**Exercise**
Would you please retype the records that follow, word for word?

○ ○ ○ ○

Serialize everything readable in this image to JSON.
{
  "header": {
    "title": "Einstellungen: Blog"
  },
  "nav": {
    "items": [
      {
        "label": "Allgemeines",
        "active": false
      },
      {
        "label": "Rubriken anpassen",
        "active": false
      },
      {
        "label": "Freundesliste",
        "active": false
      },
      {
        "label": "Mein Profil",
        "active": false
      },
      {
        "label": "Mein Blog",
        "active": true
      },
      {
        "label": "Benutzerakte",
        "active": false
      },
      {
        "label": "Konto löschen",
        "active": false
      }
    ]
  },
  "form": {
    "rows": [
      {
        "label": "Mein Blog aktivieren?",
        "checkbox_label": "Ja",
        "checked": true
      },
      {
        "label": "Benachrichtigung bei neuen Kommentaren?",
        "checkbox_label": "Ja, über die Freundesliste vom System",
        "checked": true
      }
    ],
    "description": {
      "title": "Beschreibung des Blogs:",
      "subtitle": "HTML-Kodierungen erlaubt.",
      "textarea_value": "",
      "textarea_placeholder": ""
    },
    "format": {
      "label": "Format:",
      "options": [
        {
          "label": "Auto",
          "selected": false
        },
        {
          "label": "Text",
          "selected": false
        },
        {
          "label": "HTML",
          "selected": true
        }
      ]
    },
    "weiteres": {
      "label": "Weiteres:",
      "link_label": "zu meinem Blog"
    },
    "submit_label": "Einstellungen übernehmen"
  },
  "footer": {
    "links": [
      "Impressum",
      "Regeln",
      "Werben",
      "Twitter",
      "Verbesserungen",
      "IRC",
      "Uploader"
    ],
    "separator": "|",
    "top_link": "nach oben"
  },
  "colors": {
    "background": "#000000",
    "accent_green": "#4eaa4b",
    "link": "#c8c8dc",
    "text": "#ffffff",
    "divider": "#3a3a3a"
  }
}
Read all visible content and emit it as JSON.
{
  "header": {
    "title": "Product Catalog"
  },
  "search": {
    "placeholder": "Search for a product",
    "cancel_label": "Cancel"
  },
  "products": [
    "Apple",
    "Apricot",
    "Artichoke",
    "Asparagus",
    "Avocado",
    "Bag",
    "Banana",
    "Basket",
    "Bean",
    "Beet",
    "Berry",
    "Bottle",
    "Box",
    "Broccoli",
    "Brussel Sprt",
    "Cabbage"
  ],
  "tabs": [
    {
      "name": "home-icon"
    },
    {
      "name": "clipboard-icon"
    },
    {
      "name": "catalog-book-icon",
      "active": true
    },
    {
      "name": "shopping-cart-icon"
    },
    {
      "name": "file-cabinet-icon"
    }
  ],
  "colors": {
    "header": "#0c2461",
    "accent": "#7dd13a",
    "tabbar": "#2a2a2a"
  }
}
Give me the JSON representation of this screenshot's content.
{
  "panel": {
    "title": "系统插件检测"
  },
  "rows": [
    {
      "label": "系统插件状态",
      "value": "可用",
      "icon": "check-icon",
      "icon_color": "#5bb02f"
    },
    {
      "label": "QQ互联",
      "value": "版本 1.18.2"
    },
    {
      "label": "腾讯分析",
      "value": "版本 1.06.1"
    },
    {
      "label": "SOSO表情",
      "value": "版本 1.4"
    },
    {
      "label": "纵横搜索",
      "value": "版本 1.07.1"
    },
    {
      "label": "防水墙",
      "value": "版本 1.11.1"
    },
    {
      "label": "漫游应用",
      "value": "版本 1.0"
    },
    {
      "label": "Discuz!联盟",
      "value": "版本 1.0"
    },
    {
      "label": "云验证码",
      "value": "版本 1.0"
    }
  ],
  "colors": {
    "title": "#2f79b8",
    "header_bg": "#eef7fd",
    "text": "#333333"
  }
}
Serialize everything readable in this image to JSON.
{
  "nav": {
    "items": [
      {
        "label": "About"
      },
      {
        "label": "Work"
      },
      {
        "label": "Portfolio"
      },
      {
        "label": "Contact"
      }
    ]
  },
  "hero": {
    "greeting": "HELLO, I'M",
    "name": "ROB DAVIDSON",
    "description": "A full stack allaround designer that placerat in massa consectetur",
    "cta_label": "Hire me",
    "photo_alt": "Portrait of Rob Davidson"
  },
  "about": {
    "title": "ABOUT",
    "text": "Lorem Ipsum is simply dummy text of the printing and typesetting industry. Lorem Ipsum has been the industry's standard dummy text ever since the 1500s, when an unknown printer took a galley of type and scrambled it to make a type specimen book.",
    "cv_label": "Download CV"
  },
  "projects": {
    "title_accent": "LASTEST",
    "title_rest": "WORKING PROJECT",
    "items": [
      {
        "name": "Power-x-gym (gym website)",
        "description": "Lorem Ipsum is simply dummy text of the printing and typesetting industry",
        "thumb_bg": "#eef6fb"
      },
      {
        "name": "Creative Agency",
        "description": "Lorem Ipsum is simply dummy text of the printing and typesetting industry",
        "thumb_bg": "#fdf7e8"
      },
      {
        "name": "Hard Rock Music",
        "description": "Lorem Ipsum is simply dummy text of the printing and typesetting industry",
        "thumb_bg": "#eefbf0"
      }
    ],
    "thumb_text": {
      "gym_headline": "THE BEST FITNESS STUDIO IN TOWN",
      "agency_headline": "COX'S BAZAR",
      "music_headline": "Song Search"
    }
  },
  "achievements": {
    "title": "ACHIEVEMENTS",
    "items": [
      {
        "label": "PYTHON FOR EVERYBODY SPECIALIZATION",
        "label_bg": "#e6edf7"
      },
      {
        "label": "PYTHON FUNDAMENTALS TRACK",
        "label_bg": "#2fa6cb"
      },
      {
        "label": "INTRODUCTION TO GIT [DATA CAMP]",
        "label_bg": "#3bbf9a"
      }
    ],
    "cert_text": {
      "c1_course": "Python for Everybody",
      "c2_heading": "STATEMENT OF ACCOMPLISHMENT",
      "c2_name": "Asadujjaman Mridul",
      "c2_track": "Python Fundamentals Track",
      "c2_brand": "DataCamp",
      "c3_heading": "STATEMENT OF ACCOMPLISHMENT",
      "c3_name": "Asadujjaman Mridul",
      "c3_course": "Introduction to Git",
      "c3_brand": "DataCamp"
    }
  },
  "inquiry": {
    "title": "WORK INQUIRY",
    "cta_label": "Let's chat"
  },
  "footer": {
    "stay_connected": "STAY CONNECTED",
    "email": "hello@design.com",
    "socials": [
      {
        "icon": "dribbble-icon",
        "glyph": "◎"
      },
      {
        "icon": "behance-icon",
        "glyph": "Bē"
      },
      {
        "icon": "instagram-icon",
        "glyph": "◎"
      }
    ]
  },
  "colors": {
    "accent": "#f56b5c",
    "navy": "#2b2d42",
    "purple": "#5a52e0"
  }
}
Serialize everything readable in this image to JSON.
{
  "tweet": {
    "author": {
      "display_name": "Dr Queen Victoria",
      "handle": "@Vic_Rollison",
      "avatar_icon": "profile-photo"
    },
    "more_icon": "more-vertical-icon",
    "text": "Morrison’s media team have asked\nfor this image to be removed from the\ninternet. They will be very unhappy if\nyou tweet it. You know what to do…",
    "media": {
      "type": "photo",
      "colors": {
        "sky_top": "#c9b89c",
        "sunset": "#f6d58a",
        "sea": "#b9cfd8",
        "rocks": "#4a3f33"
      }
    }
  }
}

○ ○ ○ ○

**Answer to this task**
Serialize everything readable in this image to JSON.
{
  "header": {
    "title": "Einstellungen: Blog"
  },
  "nav": {
    "items": [
      {
        "label": "Allgemeines",
        "active": false
      },
      {
        "label": "Rubriken anpassen",
        "active": false
      },
      {
        "label": "Freundesliste",
        "active": false
      },
      {
        "label": "Mein Profil",
        "active": false
      },
      {
        "label": "Mein Blog",
        "active": true
      },
      {
        "label": "Benutzerakte",
        "active": false
      },
      {
        "label": "Konto löschen",
        "active": false
      }
    ]
  },
  "form": {
    "rows": [
      {
        "label": "Mein Blog aktivieren?",
        "checkbox_label": "Ja",
        "checked": true
      },
      {
        "label": "Benachrichtigung bei neuen Kommentaren?",
        "checkbox_label": "Ja, über die Freundesliste vom System",
        "checked": true
      }
    ],
    "description": {
      "title": "Beschreibung des Blogs:",
      "subtitle": "HTML-Kodierungen erlaubt.",
      "textarea_value": "",
      "textarea_placeholder": ""
    },
    "format": {
      "label": "Format:",
      "options": [
        {
          "label": "Auto",
          "selected": false
        },
        {
          "label": "Text",
          "selected": false
        },
        {
          "label": "HTML",
          "selected": true
        }
      ]
    },
    "weiteres": {
      "label": "Weiteres:",
      "link_label": "zu meinem Blog"
    },
    "submit_label": "Einstellungen übernehmen"
  },
  "footer": {
    "links": [
      "Impressum",
      "Regeln",
      "Werben",
      "Twitter",
      "Verbesserungen",
      "IRC",
      "Uploader"
    ],
    "separator": "|",
    "top_link": "nach oben"
  },
  "colors": {
    "background": "#000000",
    "accent_green": "#4eaa4b",
    "link": "#c8c8dc",
    "text": "#ffffff",
    "divider": "#3a3a3a"
  }
}
Read all visible content and emit it as JSON.
{
  "header": {
    "title": "Product Catalog"
  },
  "search": {
    "placeholder": "Search for a product",
    "cancel_label": "Cancel"
  },
  "products": [
    "Apple",
    "Apricot",
    "Artichoke",
    "Asparagus",
    "Avocado",
    "Bag",
    "Banana",
    "Basket",
    "Bean",
    "Beet",
    "Berry",
    "Bottle",
    "Box",
    "Broccoli",
    "Brussel Sprt",
    "Cabbage"
  ],
  "tabs": [
    {
      "name": "home-icon"
    },
    {
      "name": "clipboard-icon"
    },
    {
      "name": "catalog-book-icon",
      "active": true
    },
    {
      "name": "shopping-cart-icon"
    },
    {
      "name": "file-cabinet-icon"
    }
  ],
  "colors": {
    "header": "#0c2461",
    "accent": "#7dd13a",
    "tabbar": "#2a2a2a"
  }
}
Give me the JSON representation of this screenshot's content.
{
  "panel": {
    "title": "系统插件检测"
  },
  "rows": [
    {
      "label": "系统插件状态",
      "value": "可用",
      "icon": "check-icon",
      "icon_color": "#5bb02f"
    },
    {
      "label": "QQ互联",
      "value": "版本 1.18.2"
    },
    {
      "label": "腾讯分析",
      "value": "版本 1.06.1"
    },
    {
      "label": "SOSO表情",
      "value": "版本 1.4"
    },
    {
      "label": "纵横搜索",
      "value": "版本 1.07.1"
    },
    {
      "label": "防水墙",
      "value": "版本 1.11.1"
    },
    {
      "label": "漫游应用",
      "value": "版本 1.0"
    },
    {
      "label": "Discuz!联盟",
      "value": "版本 1.0"
    },
    {
      "label": "云验证码",
      "value": "版本 1.0"
    }
  ],
  "colors": {
    "title": "#2f79b8",
    "header_bg": "#eef7fd",
    "text": "#333333"
  }
}
Serialize everything readable in this image to JSON.
{
  "nav": {
    "items": [
      {
        "label": "About"
      },
      {
        "label": "Work"
      },
      {
        "label": "Portfolio"
      },
      {
        "label": "Contact"
      }
    ]
  },
  "hero": {
    "greeting": "HELLO, I'M",
    "name": "ROB DAVIDSON",
    "description": "A full stack allaround designer that placerat in massa consectetur",
    "cta_label": "Hire me",
    "photo_alt": "Portrait of Rob Davidson"
  },
  "about": {
    "title": "ABOUT",
    "text": "Lorem Ipsum is simply dummy text of the printing and typesetting industry. Lorem Ipsum has been the industry's standard dummy text ever since the 1500s, when an unknown printer took a galley of type and scrambled it to make a type specimen book.",
    "cv_label": "Download CV"
  },
  "projects": {
    "title_accent": "LASTEST",
    "title_rest": "WORKING PROJECT",
    "items": [
      {
        "name": "Power-x-gym (gym website)",
        "description": "Lorem Ipsum is simply dummy text of the printing and typesetting industry",
        "thumb_bg": "#eef6fb"
      },
      {
        "name": "Creative Agency",
        "description": "Lorem Ipsum is simply dummy text of the printing and typesetting industry",
        "thumb_bg": "#fdf7e8"
      },
      {
        "name": "Hard Rock Music",
        "description": "Lorem Ipsum is simply dummy text of the printing and typesetting industry",
        "thumb_bg": "#eefbf0"
      }
    ],
    "thumb_text": {
      "gym_headline": "THE BEST FITNESS STUDIO IN TOWN",
      "agency_headline": "COX'S BAZAR",
      "music_headline": "Song Search"
    }
  },
  "achievements": {
    "title": "ACHIEVEMENTS",
    "items": [
      {
        "label": "PYTHON FOR EVERYBODY SPECIALIZATION",
        "label_bg": "#e6edf7"
      },
      {
        "label": "PYTHON FUNDAMENTALS TRACK",
        "label_bg": "#2fa6cb"
      },
      {
        "label": "INTRODUCTION TO GIT [DATA CAMP]",
        "label_bg": "#3bbf9a"
      }
    ],
    "cert_text": {
      "c1_course": "Python for Everybody",
      "c2_heading": "STATEMENT OF ACCOMPLISHMENT",
      "c2_name": "Asadujjaman Mridul",
      "c2_track": "Python Fundamentals Track",
      "c2_brand": "DataCamp",
      "c3_heading": "STATEMENT OF ACCOMPLISHMENT",
      "c3_name": "Asadujjaman Mridul",
      "c3_course": "Introduction to Git",
      "c3_brand": "DataCamp"
    }
  },
  "inquiry": {
    "title": "WORK INQUIRY",
    "cta_label": "Let's chat"
  },
  "footer": {
    "stay_connected": "STAY CONNECTED",
    "email": "hello@design.com",
    "socials": [
      {
        "icon": "dribbble-icon",
        "glyph": "◎"
      },
      {
        "icon": "behance-icon",
        "glyph": "Bē"
      },
      {
        "icon": "instagram-icon",
        "glyph": "◎"
      }
    ]
  },
  "colors": {
    "accent": "#f56b5c",
    "navy": "#2b2d42",
    "purple": "#5a52e0"
  }
}
Serialize everything readable in this image to JSON.
{
  "tweet": {
    "author": {
      "display_name": "Dr Queen Victoria",
      "handle": "@Vic_Rollison",
      "avatar_icon": "profile-photo"
    },
    "more_icon": "more-vertical-icon",
    "text": "Morrison’s media team have asked\nfor this image to be removed from the\ninternet. They will be very unhappy if\nyou tweet it. You know what to do…",
    "media": {
      "type": "photo",
      "colors": {
        "sky_top": "#c9b89c",
        "sunset": "#f6d58a",
        "sea": "#b9cfd8",
        "rocks": "#4a3f33"
      }
    }
  }
}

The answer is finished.